By Dominic Tixerant

Less than a generation ago, Kings Cross was typified by post-industrial degradation, notoriously unsavoury behaviour and its one redeeming feature; the historic St Pancras station. Now, following Argent’s extensive regeneration, the transport hub is fast becoming the most relevant shopping and leisure destination in the capital.  At the heart of…

The Brasserie of Light, London

A destination restaurant within a department store

by Tracey Pollard

Just in time for the dark days of December, Richard Caring’s sparkling Brassiere of light is a sumptuous combination of Selfridges and Damien Hirst. What’s not to like? Located on Selfridges’ first floor, opposite St Christopher’s Place, Caring’s latest venture is the epitome of its name with floor to ceiling…

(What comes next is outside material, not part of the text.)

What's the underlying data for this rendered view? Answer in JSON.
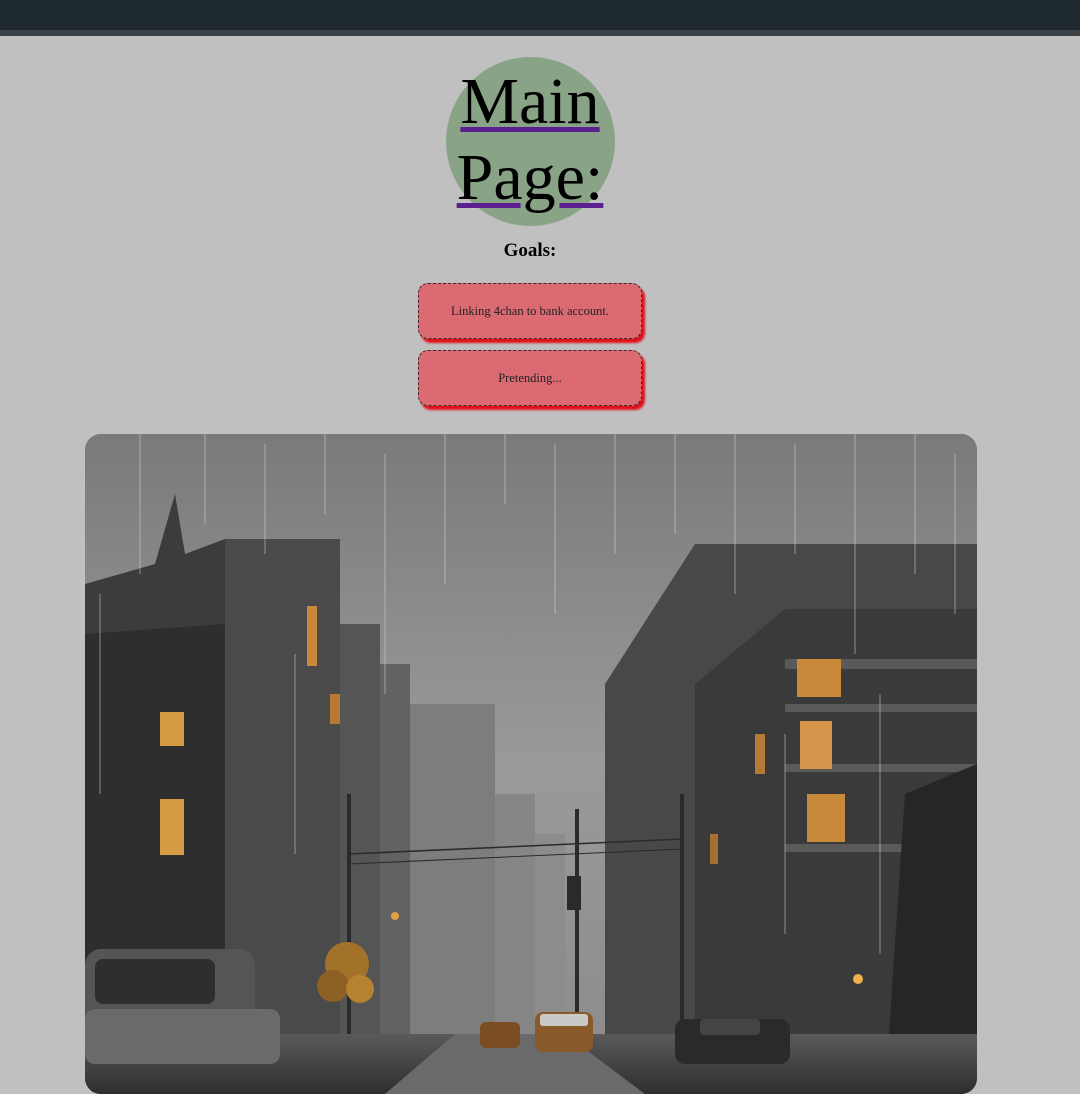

FEED, New York

Creating good products that help feed the world
by Rupert Bentley-Smith

Tucked away in Brooklyn’s DUMBO district (Down Under the Manhattan Bridge Overpass in case you’re not a New Yorker) is FEED, a café and shop on a bit of a mission to make more than a dent on world hunger.  Founded by Lauren Bush in 2007, this is the foundation’s first bricks and mortar shop, and combines retail and coffee elements to give you a chance to fully engage in its mission.

Lauren started FEED following her travels around the world as honorary spokesperson for The World Food Programme during which she witnessed poverty first hand.

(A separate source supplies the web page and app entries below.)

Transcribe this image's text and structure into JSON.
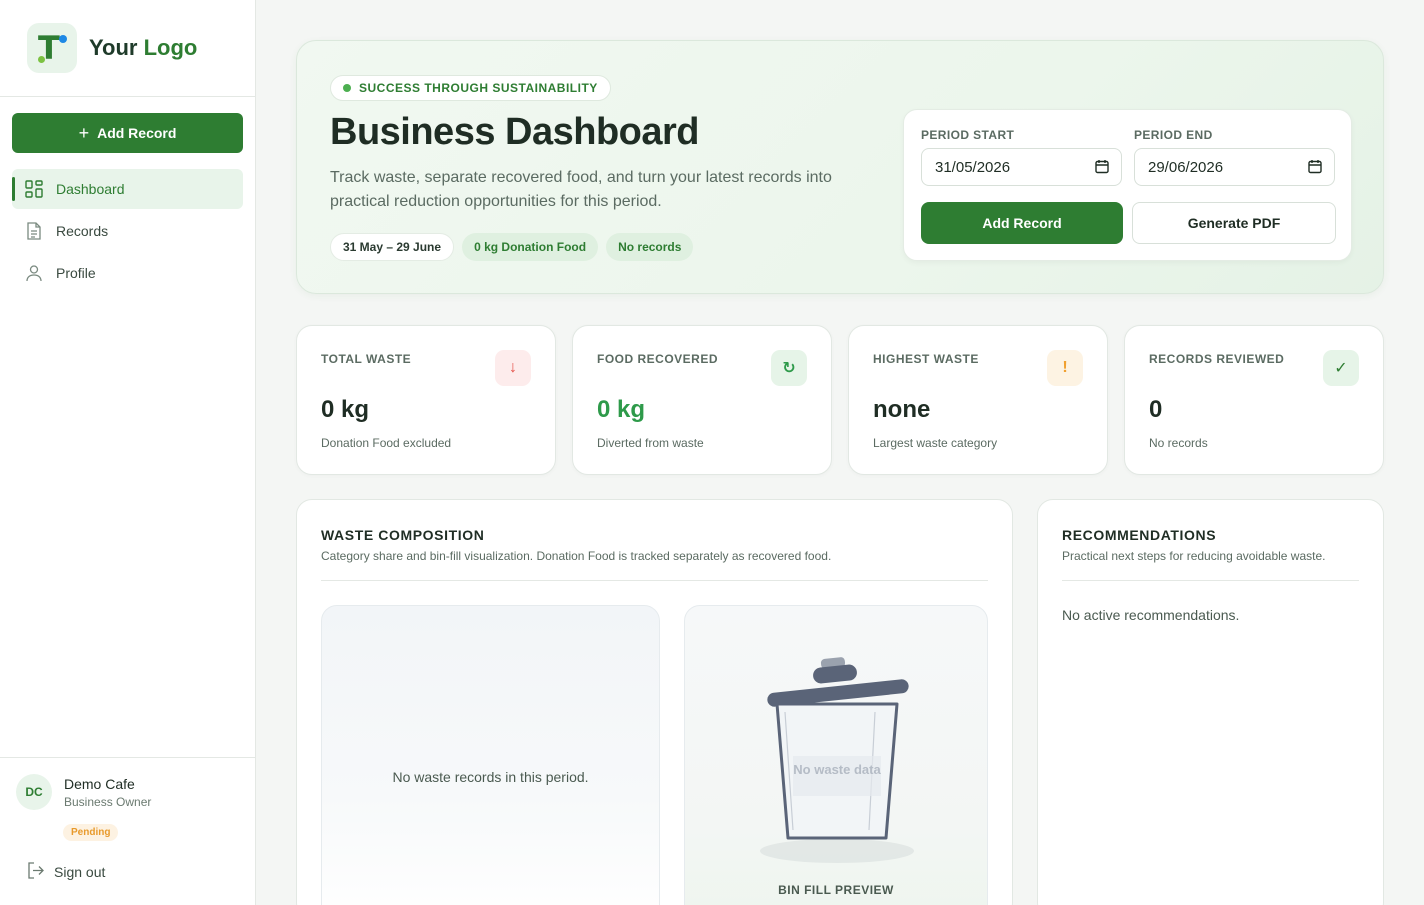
{
  "brand": {
    "text_main": "Your",
    "text_accent": "Logo"
  },
  "sidebar": {
    "add_label": "Add Record",
    "items": [
      {
        "label": "Dashboard",
        "icon": "dashboard-icon",
        "active": true
      },
      {
        "label": "Records",
        "icon": "document-icon",
        "active": false
      },
      {
        "label": "Profile",
        "icon": "user-icon",
        "active": false
      }
    ],
    "user": {
      "initials": "DC",
      "name": "Demo Cafe",
      "role": "Business Owner",
      "status": "Pending"
    },
    "signout_label": "Sign out"
  },
  "hero": {
    "badge": "SUCCESS THROUGH SUSTAINABILITY",
    "title": "Business Dashboard",
    "description": "Track waste, separate recovered food, and turn your latest records into practical reduction opportunities for this period.",
    "tags": [
      "31 May – 29 June",
      "0 kg Donation Food",
      "No records"
    ]
  },
  "period": {
    "start_label": "PERIOD START",
    "start_value": "31/05/2026",
    "end_label": "PERIOD END",
    "end_value": "29/06/2026",
    "add_label": "Add Record",
    "pdf_label": "Generate PDF"
  },
  "stats": [
    {
      "label": "TOTAL WASTE",
      "value": "0 kg",
      "sub": "Donation Food excluded",
      "icon": "arrow-down-icon",
      "icon_glyph": "↓",
      "color": "#e5534b",
      "bg": "#fdecec"
    },
    {
      "label": "FOOD RECOVERED",
      "value": "0 kg",
      "sub": "Diverted from waste",
      "icon": "refresh-icon",
      "icon_glyph": "↻",
      "color": "#2e9a4a",
      "bg": "#e6f4e8"
    },
    {
      "label": "HIGHEST WASTE",
      "value": "none",
      "sub": "Largest waste category",
      "icon": "warning-icon",
      "icon_glyph": "!",
      "color": "#f0a030",
      "bg": "#fdf3e3"
    },
    {
      "label": "RECORDS REVIEWED",
      "value": "0",
      "sub": "No records",
      "icon": "check-icon",
      "icon_glyph": "✓",
      "color": "#2e7d32",
      "bg": "#e6f4e8"
    }
  ],
  "composition": {
    "title": "WASTE COMPOSITION",
    "subtitle": "Category share and bin-fill visualization. Donation Food is tracked separately as recovered food.",
    "empty": "No waste records in this period.",
    "bin_empty": "No waste data",
    "bin_label": "BIN FILL PREVIEW"
  },
  "recommendations": {
    "title": "RECOMMENDATIONS",
    "subtitle": "Practical next steps for reducing avoidable waste.",
    "empty": "No active recommendations."
  }
}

It started with the simple idea of creating products that would engage people in the fight against hunger in a tangible way.  Every product has a number stamped on it that signifies the amount of meals or micronutrient packets provided with its purchase. On the day I visited, the counter display said they had provided 103,321,347 meals to children globally, so I felt instantly compelled to purchase a coffee and pastry so I could add to this total!

As I munched away, I was able to take in a carefully curated selection of spoils from their website which they display in the shop on a rotating basis, mainly bags, lunch boxes, mugs and pins each imprinted with the amount of meals their purchase would provide.  I ended up buying a FEED shopping bag which had “ten” imprinted on the back, and I instantly felt more cheerful.

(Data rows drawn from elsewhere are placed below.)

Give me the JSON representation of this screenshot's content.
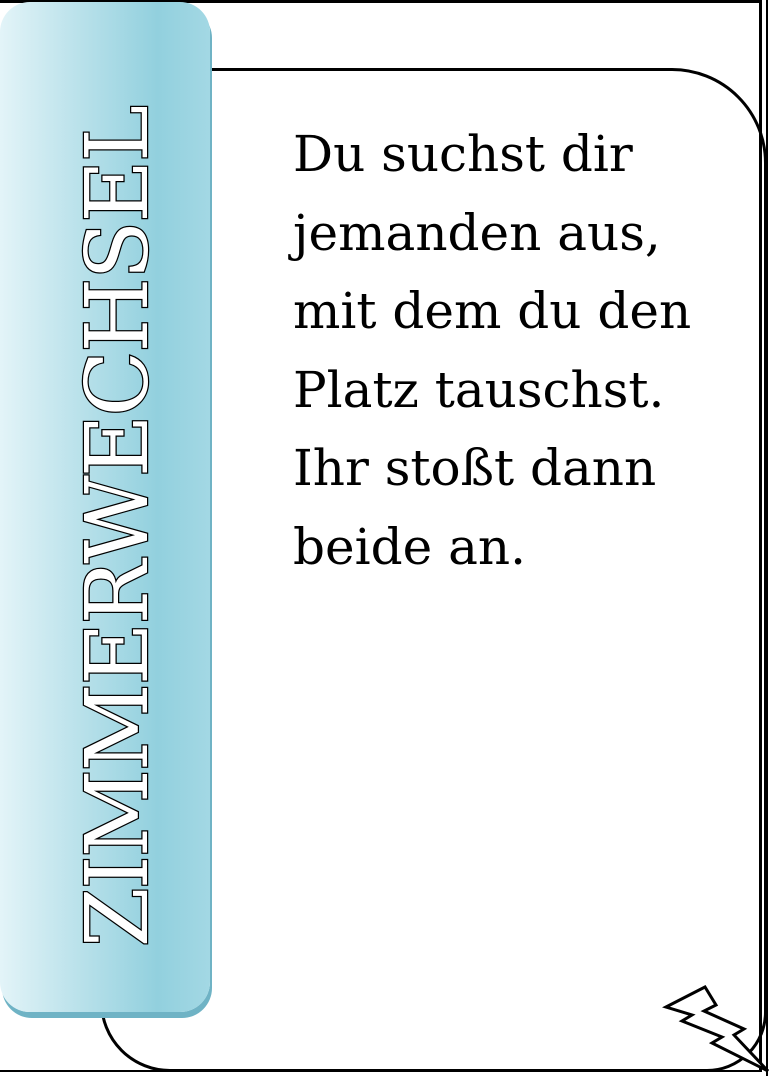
{
  "card": {
    "title": "ZIMMERWECHSEL",
    "lines": [
      "Du suchst dir",
      "jemanden aus,",
      "mit dem du den",
      "Platz tauschst.",
      "Ihr stoßt dann",
      "beide an."
    ]
  },
  "icons": {
    "corner": "lightning-bolt-icon"
  },
  "colors": {
    "tab_light": "#e3f4f8",
    "tab_dark": "#92d0de",
    "tab_shadow": "#6fb3c5",
    "text": "#000000"
  }
}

Since its inception just over 10 years ago, FEED has evolved into a whole movement, offering events at its café, and a whole following of people who regularly host suppers at their homes to raise money.  Bruce Gillingham Pollard is expecting to see more bricks and mortar offerings from charities as they engage consumers in their causes.  I can definitely vouch for the little bit of happiness it brings to your day!

Purple Dragon

Founder and CEO, Sharai Meyers

interviewed by Nick Garston

Backyard Cinema

Founder and Creative Director, Dominic Davies

interviewed by Dominic Tixerant

Emilia’s

Founder and Managing Director, Andrew Macleod

interviewed by Emily Spencer

Clean Market, New York

The perfect tonic for the life of the New Yorker

by Rupert Bentley-Smith

Since July 2018, amongst the high density and high energy of Midtown East there has existed a calming wellness space, offering various antidotes to the stress of daily life in Midtown. Clean Market offers a new depth and variety to wellbeing, its services including; high tech IV drips (in collaboration…

10 Corso Como, New York

Revitalising the definition of a 'concept store'

by James Bell

If you fancy a bite to eat and the chance to bring yourself bang up-to-date with all the current trends from the fashion, design, music and cultural worlds, then look no further than 10 Corso Como, newly opened up in New York’s upcoming Seaport district. Since conception nearly 30 years…

Alo Yoga, New York

New York's one stop shop for yogis

by Charlotte Roberts

I’m no yogi, but like everybody else, could always do with a bit of peace and quiet.  So on a recent trip to New York, I found myself in Alo Yoga (on the pretext of checking out the clothes, you understand!) This 15,000 sq ft corner of solace and mindfulness…

1 2 3